The problem — From the records below, pull each line that has "CHICKEN".

Records supplied —
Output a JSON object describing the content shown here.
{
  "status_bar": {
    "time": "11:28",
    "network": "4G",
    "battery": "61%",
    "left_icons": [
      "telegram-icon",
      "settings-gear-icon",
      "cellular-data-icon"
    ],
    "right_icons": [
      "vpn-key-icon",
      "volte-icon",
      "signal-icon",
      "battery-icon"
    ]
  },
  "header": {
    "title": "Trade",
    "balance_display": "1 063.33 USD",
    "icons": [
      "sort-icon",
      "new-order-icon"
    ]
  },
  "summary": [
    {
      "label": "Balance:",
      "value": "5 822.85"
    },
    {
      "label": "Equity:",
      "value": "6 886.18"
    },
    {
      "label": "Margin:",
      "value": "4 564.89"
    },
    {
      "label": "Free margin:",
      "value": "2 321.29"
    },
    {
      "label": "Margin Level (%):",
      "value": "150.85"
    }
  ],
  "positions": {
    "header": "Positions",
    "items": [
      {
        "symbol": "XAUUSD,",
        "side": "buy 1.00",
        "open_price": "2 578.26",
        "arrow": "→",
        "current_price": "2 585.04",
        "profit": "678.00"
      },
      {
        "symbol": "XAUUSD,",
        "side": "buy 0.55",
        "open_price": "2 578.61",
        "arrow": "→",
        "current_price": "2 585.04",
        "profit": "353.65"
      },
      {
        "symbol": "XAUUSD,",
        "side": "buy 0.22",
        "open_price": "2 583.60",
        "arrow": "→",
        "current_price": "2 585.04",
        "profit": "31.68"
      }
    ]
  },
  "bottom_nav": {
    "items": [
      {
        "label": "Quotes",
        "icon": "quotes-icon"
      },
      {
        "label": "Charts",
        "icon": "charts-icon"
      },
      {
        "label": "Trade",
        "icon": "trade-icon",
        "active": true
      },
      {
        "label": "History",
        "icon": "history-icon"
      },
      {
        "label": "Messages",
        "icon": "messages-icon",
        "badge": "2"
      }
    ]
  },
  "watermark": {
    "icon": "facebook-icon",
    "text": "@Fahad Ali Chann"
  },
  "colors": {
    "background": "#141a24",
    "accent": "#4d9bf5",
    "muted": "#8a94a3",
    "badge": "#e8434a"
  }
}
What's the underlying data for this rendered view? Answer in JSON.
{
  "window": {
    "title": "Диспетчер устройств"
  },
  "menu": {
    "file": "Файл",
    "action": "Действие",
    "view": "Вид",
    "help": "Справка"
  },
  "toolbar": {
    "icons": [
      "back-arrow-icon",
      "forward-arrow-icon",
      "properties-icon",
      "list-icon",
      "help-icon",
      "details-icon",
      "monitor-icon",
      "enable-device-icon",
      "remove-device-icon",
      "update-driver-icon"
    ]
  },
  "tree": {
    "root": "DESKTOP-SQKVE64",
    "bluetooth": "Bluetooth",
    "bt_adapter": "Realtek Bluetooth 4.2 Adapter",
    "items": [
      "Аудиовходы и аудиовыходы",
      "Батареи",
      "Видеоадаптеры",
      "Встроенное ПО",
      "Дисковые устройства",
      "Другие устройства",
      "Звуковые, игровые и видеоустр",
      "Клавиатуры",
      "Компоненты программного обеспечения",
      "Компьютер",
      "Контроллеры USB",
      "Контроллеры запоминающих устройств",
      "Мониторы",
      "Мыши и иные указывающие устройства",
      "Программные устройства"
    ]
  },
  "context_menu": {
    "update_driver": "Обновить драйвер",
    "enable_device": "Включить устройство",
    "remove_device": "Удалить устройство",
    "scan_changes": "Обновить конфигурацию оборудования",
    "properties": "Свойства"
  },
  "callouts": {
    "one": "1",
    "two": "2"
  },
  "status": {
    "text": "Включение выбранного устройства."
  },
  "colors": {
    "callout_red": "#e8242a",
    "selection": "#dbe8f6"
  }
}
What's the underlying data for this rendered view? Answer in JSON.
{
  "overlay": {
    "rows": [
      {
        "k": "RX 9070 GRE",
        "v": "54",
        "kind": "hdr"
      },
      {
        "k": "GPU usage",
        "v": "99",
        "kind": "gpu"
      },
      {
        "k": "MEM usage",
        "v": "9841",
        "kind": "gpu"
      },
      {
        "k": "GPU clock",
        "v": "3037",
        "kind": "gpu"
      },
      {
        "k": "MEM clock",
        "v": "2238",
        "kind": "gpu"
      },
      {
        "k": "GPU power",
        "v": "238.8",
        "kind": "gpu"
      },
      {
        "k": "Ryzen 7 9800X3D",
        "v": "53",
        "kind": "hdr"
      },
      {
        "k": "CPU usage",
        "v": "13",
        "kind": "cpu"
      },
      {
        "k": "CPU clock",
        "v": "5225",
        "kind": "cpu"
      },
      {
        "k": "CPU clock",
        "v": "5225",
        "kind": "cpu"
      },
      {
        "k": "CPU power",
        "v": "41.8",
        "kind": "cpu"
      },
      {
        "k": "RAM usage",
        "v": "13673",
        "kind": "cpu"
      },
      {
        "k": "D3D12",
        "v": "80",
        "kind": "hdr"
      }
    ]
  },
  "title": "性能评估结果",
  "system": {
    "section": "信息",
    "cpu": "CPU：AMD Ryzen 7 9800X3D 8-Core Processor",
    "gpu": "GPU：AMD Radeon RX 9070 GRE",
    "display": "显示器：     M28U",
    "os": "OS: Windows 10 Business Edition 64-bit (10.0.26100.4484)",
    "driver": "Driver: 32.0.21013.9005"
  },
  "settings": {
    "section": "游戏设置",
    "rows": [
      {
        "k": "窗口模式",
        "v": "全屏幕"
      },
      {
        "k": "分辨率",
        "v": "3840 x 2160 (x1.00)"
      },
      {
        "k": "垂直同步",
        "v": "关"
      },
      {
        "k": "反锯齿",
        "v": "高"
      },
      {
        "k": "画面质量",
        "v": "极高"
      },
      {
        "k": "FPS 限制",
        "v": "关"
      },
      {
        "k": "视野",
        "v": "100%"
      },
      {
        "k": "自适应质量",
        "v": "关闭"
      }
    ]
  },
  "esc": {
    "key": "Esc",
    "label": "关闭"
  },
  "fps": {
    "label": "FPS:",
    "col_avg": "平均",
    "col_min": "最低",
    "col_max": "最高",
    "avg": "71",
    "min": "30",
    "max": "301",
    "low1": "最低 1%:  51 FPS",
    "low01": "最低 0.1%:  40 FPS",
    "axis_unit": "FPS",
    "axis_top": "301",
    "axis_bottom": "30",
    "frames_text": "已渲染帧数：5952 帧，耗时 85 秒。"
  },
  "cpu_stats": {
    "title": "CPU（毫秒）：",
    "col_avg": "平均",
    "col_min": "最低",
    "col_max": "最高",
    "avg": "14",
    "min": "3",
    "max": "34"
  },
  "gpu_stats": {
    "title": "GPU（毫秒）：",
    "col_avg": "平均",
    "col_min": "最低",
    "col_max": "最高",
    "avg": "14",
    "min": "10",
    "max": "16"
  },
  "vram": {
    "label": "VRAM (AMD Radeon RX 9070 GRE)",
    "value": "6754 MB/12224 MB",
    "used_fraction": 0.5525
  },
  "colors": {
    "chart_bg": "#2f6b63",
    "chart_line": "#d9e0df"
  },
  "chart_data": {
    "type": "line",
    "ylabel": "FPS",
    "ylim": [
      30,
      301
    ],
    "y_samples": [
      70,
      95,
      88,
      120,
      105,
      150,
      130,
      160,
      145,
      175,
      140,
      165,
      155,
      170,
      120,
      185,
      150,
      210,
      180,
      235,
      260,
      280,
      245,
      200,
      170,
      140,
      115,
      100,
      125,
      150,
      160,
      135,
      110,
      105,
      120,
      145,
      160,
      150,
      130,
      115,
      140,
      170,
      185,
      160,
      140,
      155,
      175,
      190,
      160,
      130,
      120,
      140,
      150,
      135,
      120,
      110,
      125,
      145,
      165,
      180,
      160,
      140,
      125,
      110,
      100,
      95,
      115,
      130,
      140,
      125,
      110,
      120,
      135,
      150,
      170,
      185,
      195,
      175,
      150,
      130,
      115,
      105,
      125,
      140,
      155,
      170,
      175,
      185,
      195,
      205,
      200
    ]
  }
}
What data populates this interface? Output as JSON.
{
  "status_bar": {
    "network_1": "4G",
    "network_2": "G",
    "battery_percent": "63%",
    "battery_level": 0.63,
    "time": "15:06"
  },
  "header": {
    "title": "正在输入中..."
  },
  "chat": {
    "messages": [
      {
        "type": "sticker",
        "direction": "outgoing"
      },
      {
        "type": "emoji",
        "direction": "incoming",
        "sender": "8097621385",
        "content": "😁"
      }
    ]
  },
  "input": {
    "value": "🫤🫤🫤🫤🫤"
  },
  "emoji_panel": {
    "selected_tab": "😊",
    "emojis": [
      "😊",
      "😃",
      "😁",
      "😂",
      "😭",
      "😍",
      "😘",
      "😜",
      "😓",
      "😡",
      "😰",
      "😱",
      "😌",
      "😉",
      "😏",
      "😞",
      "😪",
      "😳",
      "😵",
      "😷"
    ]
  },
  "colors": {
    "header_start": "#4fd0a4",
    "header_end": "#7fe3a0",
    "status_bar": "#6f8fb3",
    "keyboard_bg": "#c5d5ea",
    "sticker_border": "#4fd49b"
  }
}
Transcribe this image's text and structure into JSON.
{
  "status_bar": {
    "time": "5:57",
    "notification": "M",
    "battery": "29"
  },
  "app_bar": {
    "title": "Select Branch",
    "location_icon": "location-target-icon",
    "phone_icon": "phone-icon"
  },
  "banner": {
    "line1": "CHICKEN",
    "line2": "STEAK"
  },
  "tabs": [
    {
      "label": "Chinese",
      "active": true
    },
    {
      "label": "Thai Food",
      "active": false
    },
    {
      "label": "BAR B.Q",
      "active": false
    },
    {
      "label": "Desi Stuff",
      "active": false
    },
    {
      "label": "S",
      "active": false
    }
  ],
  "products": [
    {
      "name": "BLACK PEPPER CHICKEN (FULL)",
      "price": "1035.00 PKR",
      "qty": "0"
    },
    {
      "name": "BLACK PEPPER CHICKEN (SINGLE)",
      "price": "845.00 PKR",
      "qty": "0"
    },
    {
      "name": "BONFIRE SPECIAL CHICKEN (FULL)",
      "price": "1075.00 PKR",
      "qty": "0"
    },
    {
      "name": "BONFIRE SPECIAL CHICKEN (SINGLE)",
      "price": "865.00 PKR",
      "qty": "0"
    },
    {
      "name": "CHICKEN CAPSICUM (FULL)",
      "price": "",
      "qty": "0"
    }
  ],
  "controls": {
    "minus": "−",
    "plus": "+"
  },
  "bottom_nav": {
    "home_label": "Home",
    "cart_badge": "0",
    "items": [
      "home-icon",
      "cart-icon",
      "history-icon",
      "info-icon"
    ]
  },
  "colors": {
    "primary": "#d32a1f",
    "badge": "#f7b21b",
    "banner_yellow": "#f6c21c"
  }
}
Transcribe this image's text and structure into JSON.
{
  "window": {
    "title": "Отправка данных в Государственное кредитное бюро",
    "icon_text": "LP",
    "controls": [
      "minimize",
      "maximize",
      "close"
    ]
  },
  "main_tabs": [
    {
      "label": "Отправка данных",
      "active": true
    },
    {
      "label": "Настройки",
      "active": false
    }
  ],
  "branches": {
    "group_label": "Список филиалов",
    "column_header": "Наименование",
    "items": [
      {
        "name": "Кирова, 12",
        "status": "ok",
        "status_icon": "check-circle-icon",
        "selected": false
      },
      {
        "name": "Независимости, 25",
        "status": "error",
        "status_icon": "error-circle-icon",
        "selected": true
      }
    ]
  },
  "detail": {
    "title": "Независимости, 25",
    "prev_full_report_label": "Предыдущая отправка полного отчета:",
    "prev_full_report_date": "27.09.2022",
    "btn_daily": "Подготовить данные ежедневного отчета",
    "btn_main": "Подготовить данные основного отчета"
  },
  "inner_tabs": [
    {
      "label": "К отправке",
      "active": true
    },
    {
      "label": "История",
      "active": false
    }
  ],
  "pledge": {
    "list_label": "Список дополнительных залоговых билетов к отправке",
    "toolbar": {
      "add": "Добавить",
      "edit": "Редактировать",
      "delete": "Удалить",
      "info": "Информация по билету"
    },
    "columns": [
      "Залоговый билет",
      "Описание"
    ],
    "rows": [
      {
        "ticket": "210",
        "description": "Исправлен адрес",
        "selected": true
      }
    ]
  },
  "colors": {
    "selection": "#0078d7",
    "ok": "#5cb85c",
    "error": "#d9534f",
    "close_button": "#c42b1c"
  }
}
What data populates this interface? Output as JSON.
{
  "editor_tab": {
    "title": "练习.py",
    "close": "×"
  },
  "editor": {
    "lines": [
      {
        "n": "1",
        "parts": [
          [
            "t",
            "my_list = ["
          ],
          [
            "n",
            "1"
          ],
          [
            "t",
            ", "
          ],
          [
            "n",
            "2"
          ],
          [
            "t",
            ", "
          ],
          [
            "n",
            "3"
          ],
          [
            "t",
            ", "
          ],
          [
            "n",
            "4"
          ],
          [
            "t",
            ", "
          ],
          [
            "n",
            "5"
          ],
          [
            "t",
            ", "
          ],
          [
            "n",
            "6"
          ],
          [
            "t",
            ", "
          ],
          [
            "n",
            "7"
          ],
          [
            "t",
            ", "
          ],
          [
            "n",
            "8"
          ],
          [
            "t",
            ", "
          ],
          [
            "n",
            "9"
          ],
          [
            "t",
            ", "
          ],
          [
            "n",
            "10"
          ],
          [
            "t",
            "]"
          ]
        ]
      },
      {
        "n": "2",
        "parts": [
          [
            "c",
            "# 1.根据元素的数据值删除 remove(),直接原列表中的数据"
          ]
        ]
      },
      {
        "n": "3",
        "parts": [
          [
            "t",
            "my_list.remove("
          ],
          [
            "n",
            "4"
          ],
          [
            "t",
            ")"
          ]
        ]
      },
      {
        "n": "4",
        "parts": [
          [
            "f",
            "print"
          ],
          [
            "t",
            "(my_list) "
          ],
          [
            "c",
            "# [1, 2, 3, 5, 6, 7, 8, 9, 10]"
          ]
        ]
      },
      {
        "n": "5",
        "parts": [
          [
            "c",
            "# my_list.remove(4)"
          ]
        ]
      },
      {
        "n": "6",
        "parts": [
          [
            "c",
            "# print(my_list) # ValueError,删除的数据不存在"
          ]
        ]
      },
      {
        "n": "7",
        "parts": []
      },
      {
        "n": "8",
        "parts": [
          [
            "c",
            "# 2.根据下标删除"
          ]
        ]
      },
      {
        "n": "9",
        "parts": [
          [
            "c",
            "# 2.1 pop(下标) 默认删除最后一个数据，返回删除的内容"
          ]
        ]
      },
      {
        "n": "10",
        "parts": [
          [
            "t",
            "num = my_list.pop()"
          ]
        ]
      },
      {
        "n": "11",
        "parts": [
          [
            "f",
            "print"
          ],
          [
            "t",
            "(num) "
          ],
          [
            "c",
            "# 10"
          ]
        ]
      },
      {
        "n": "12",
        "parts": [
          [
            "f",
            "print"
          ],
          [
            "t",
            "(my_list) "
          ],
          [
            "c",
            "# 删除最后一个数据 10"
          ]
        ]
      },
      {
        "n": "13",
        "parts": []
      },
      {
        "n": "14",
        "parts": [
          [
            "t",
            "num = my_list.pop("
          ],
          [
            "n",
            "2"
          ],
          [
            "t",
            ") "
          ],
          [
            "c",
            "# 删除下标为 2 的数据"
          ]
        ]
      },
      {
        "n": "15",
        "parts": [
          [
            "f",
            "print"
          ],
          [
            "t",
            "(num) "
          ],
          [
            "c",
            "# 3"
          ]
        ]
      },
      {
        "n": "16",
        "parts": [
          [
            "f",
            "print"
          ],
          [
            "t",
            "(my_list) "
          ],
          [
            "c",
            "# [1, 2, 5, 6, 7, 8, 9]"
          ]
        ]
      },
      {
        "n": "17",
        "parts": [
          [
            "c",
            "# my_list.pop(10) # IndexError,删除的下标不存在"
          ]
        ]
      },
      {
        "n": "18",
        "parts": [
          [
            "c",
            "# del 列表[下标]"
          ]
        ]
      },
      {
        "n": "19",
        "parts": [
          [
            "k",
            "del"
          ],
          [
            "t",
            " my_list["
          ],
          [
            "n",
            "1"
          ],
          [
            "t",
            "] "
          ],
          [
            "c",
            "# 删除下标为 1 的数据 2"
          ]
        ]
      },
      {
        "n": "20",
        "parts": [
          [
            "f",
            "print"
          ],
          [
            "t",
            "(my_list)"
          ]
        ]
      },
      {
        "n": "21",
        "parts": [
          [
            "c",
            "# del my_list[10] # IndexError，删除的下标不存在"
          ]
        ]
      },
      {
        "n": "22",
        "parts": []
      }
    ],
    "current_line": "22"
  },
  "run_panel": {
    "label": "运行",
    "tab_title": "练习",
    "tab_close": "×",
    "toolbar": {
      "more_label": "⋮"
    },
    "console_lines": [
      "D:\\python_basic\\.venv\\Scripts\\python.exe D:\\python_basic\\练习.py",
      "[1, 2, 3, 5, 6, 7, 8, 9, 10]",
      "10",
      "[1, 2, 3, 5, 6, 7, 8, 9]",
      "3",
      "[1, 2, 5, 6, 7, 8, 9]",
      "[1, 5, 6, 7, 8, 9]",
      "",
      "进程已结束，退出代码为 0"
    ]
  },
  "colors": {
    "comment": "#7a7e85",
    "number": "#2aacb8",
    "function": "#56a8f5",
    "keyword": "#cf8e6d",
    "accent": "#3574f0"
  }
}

Your solution —
    "line1": "CHICKEN",
      "name": "BLACK PEPPER CHICKEN (FULL)",
      "name": "BLACK PEPPER CHICKEN (SINGLE)",
      "name": "BONFIRE SPECIAL CHICKEN (FULL)",
      "name": "BONFIRE SPECIAL CHICKEN (SINGLE)",
      "name": "CHICKEN CAPSICUM (FULL)",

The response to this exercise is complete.